"So Mr.Gonzalez, I respectfully disagree with you. I'm not sure that I have the power to do so and for that reason, I'm not going to withdraw the warrant," Galvan said.
Ramirez is on death row for the murder of a Corpus Christi convenience store worker during a 2004 robbery. Ramirez stabbed Pablo Castro 29 times and robbed him of $1.25.
After the hearing, Ramirez's attorney, Seth Kretzer, said he and Gonzalez have planned to file a joint motion to appeal Galvan's decision to the Texas Court of Criminal Appeals, the state's highest court.
"It is unprecedented for a n unopposed/joint motion to withdraw a death warrant to be denied," Kretzer said.
During a roughly 20-minute Facebook live stream in April, Gonzalez told the public he believed the death penalty is one of the "many things wrong with our justice system...I don't feel that the government should have that power to put people to death."
Four of Castro's children filed a motion asking that Ramirez's execution be left as is "ending an ordeal that has denied peace and closure to Pablo Castro's children for nearly twenty years."
In a letter from the Texas Attorney General's Office, they said that Gonzalez's "shifting ethical position" was not a legitimate reason to withdraw the order.
Ramirez's original execution was set for September 8, 2021, but the U.S. Supreme Court blocked his execution and agreed to take up his case to address the role of spiritual advisers in the death chamber.
In March, the court said states must accommodate the wishes of death row inmates who would like their faith leaders to pray during their time of execution.
After the high court's ruling, the Texas Department of Criminal Justice said it would grant requests in regards to spiritual advisers excluding those who pose security threats or are "outrageous."
JoDuring the hearing on Tuesday, Galvan questioned what would happen if he were to refuse a prosecution request to set an execution date.

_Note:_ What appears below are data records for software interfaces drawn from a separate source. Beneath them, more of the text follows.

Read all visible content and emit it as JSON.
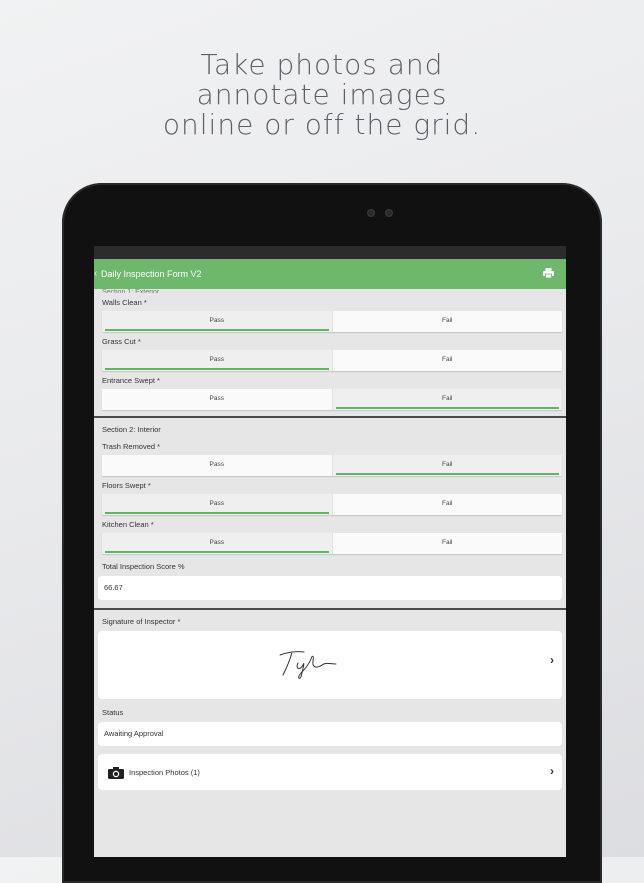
{
  "headline": {
    "line1": "Take photos and",
    "line2": "annotate images",
    "line3": "online or off the grid."
  },
  "colors": {
    "accent": "#6db86b",
    "selected_bar": "#5cb85c"
  },
  "app": {
    "back_glyph": "‹",
    "title": "Daily Inspection Form V2",
    "header_icon": "printer-icon",
    "peek_text": "Section 1: Exterior"
  },
  "section1": {
    "items": [
      {
        "label": "Walls Clean *",
        "pass": "Pass",
        "fail": "Fail",
        "selected": "pass"
      },
      {
        "label": "Grass Cut *",
        "pass": "Pass",
        "fail": "Fail",
        "selected": "pass"
      },
      {
        "label": "Entrance Swept *",
        "pass": "Pass",
        "fail": "Fail",
        "selected": "fail"
      }
    ]
  },
  "section2": {
    "title": "Section 2: Interior",
    "items": [
      {
        "label": "Trash Removed *",
        "pass": "Pass",
        "fail": "Fail",
        "selected": "fail"
      },
      {
        "label": "Floors Swept *",
        "pass": "Pass",
        "fail": "Fail",
        "selected": "pass"
      },
      {
        "label": "Kitchen Clean *",
        "pass": "Pass",
        "fail": "Fail",
        "selected": "pass"
      }
    ],
    "score_label": "Total Inspection Score %",
    "score_value": "66.67"
  },
  "signature": {
    "label": "Signature of Inspector *",
    "chevron": "›"
  },
  "status": {
    "label": "Status",
    "value": "Awaiting Approval"
  },
  "photos": {
    "icon": "camera-icon",
    "label": "Inspection Photos (1)",
    "chevron": "›"
  }
}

"I could refuse, but I don't think I would have the authority to stop the execution," Galvan said.